A lot can change in 18 months — especially if you’re Dance Gavin Dance. Since my last interview with the band in September 2009, the group has seen a number of lineup adjustments (most notably the return of original vocalist Jonny Craig and screamer Jon Mess), released a new album Downtown Battle Mountain II, and more recently, has been under heavy criticism for Craig’s now-infamous MacBook scam (in which the singer convinced fans to wire transfer hundreds of dollars in exchange for a laptop that was never delivered).
Given the current state of the music industry, it’s often hard to know if a band creates art, or if they’re a manufactured product designed to sell. Half of the time at shows, it’s hard to tell if a band is playing for real, or if they’re playing to pre-recorded tracks. The Chariot vocalist Josh Scogin agrees.
“We know so many bands that aren’t playing for real, it’s all tracks. I get it if you’re Britney Spears or Garth Brooks, then who cares. But our world, the punk rock/rock & roll world, trickling into that world– that sucks.”
I often wonder about the tipping point of bands. At what moment in any given successful band’s career — in conjunction with marketing, public relations, and relentless touring efforts — did they enter the forefront of public consciousness, and what caused it to happen? In other words, when does a band suddenly make it, and what straw broke the camel’s back in causing them to blow up? Underoath vocalist Spencer Chamberlain gives some insight.
What is the definition of a successful band? A band that graces the covers of mainstream magazines, or is success defined as consistent touring, playing in front of 20 kids per night? Trap Them vocalist Ryan McKenney has little concern for mainstream notoriety or association. His primary focus: hardcore bands that don’t give a fuck. “That’s what I identify with!” he exclaims. “That’s what I get excited about.”
A year ago this December, As Blood Runs Black posted a demo version of a song with a new vocalist, who ironically quit the band merely a few weeks after joining. Their next vocalist, who was introduced in February, left the band in August in the midst of a tour with Oceano. Despite being on their third vocalist this year, the members of As Blood Runs Black are pretty optimistic.

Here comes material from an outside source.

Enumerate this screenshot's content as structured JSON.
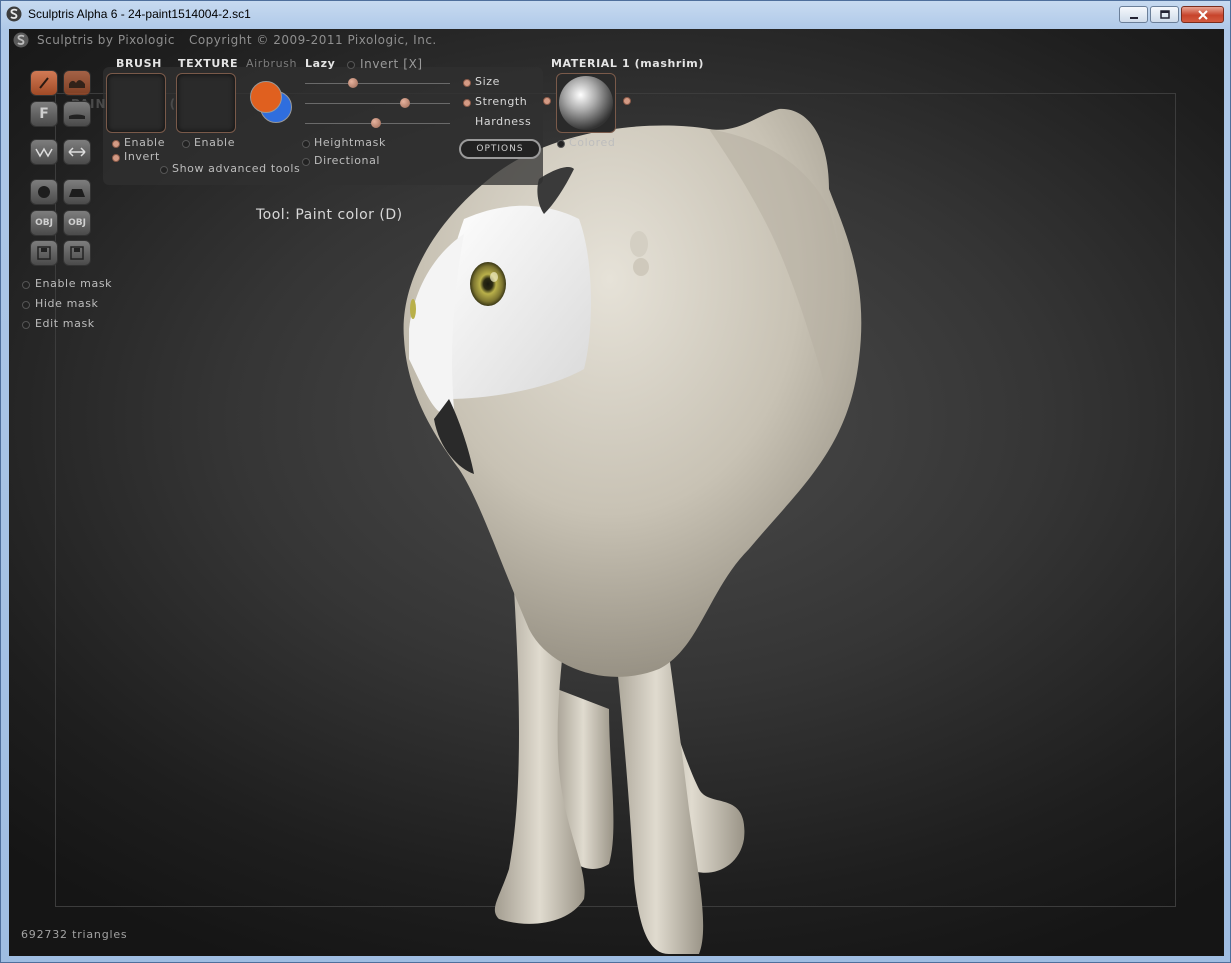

“I’ve been in it through the long run, and there has been shit, after shit, after shit,” comments bassist Nick Stewart. “But when shit hits the fan, you gotta wash the walls. Good things come to those who persevere.”